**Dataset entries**
──────────
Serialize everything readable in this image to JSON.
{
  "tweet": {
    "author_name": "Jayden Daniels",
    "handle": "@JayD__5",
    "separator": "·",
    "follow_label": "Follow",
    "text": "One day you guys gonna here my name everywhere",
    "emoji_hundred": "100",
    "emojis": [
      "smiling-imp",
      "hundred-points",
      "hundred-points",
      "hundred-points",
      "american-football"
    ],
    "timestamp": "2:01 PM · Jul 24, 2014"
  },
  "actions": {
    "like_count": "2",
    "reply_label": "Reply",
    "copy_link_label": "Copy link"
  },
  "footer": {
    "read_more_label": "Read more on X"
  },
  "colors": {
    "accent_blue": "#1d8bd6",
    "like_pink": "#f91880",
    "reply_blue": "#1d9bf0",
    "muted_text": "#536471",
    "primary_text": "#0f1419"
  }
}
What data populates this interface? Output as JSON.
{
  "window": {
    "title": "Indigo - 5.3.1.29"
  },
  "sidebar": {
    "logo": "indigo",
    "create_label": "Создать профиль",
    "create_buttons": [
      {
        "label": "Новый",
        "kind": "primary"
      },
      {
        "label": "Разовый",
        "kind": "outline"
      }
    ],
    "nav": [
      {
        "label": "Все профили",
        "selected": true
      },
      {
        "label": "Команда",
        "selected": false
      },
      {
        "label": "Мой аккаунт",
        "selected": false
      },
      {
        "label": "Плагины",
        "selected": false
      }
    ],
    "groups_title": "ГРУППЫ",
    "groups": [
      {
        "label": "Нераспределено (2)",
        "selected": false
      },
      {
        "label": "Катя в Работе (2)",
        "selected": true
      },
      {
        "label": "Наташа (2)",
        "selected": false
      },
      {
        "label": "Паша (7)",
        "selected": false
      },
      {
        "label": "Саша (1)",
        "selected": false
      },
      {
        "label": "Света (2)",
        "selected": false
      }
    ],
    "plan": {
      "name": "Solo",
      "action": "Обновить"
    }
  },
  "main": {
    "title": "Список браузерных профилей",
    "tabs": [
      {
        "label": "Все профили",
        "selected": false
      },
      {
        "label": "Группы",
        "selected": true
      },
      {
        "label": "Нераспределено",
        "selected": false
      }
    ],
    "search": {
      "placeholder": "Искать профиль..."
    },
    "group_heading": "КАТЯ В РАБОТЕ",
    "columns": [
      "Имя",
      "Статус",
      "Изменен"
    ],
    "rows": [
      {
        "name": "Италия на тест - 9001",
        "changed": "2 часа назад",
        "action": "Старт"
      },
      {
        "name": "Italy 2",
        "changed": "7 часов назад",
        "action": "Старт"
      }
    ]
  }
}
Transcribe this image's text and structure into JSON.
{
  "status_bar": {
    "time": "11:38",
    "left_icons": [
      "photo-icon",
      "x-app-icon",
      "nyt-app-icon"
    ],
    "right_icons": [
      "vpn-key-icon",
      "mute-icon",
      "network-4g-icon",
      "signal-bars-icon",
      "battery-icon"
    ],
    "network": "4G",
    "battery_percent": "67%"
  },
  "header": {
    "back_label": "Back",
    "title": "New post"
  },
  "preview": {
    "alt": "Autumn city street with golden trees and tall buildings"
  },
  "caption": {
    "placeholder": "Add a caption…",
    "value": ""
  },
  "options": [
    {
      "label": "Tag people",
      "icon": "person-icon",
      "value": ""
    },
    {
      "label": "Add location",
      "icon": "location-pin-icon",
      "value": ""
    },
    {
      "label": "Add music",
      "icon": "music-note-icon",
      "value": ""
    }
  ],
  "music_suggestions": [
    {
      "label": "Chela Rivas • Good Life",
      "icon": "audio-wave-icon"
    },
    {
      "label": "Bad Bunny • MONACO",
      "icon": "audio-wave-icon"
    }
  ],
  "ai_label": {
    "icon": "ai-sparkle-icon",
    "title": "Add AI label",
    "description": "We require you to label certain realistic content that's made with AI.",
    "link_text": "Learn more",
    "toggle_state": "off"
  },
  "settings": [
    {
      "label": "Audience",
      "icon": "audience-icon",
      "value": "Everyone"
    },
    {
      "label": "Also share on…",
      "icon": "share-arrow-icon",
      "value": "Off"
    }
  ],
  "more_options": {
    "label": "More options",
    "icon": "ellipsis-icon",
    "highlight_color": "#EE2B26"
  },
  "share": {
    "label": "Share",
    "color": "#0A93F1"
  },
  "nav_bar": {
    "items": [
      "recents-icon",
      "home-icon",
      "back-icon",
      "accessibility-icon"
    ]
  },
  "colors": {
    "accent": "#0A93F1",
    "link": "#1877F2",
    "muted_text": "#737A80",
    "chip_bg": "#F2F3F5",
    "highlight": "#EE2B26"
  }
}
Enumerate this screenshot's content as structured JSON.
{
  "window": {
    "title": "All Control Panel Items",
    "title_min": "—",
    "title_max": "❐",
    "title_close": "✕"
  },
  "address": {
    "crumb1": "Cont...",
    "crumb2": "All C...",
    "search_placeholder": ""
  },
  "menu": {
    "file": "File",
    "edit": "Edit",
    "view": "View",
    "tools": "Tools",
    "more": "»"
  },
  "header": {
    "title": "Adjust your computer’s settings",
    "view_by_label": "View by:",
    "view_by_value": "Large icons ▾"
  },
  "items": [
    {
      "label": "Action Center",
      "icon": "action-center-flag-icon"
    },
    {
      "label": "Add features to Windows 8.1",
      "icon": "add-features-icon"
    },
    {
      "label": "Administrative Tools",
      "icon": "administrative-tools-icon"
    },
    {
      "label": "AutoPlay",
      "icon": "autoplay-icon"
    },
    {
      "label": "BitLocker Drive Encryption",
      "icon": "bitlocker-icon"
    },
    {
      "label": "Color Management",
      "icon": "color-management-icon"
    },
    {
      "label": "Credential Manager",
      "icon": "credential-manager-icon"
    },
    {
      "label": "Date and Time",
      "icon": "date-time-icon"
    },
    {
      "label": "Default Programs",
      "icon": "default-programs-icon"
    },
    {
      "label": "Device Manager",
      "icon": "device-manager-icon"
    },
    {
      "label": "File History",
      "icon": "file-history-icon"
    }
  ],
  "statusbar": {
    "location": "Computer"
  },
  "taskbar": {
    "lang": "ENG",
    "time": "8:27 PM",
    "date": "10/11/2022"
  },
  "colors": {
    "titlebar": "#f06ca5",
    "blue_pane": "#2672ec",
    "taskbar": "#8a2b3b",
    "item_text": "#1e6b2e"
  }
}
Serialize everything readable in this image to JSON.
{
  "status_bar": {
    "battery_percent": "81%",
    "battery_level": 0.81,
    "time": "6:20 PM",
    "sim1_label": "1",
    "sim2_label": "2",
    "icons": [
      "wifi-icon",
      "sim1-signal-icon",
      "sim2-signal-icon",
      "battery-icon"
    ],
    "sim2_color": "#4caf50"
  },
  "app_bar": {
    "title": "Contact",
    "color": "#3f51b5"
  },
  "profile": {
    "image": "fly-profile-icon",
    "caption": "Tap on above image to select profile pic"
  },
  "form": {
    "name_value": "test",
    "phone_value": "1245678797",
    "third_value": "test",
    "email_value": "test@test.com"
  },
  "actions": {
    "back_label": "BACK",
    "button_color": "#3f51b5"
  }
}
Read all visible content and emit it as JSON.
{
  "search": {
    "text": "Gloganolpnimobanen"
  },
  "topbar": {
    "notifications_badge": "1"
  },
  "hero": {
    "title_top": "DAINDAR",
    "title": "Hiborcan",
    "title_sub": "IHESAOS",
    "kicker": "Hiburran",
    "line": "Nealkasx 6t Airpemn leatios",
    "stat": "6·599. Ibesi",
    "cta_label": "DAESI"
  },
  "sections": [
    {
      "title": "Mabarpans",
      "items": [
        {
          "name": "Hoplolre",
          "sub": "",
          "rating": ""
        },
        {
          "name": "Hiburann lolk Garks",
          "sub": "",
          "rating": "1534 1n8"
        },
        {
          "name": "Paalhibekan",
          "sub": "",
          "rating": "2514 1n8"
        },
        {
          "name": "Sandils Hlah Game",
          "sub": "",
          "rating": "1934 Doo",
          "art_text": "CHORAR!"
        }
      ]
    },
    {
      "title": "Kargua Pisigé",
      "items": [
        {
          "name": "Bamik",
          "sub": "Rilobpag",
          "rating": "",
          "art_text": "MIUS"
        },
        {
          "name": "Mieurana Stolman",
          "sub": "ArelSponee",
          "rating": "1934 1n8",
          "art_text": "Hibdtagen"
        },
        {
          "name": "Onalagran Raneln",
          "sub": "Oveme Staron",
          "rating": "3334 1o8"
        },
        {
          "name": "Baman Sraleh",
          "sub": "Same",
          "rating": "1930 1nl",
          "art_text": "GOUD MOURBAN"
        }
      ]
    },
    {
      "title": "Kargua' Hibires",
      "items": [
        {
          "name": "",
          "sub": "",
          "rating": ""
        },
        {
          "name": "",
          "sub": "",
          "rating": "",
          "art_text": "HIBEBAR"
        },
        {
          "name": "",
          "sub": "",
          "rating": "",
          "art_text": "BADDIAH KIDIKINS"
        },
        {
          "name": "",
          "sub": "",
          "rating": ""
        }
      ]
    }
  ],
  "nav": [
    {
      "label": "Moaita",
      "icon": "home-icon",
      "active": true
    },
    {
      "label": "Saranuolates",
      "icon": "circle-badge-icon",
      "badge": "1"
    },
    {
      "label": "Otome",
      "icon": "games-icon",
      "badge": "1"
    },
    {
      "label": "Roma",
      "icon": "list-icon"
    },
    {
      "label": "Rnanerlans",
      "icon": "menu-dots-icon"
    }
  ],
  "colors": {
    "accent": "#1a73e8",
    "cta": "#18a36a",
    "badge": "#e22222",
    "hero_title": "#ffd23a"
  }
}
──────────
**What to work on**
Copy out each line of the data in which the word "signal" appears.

**Result for this task**
      "signal-bars-icon",
      "sim1-signal-icon",
      "sim2-signal-icon",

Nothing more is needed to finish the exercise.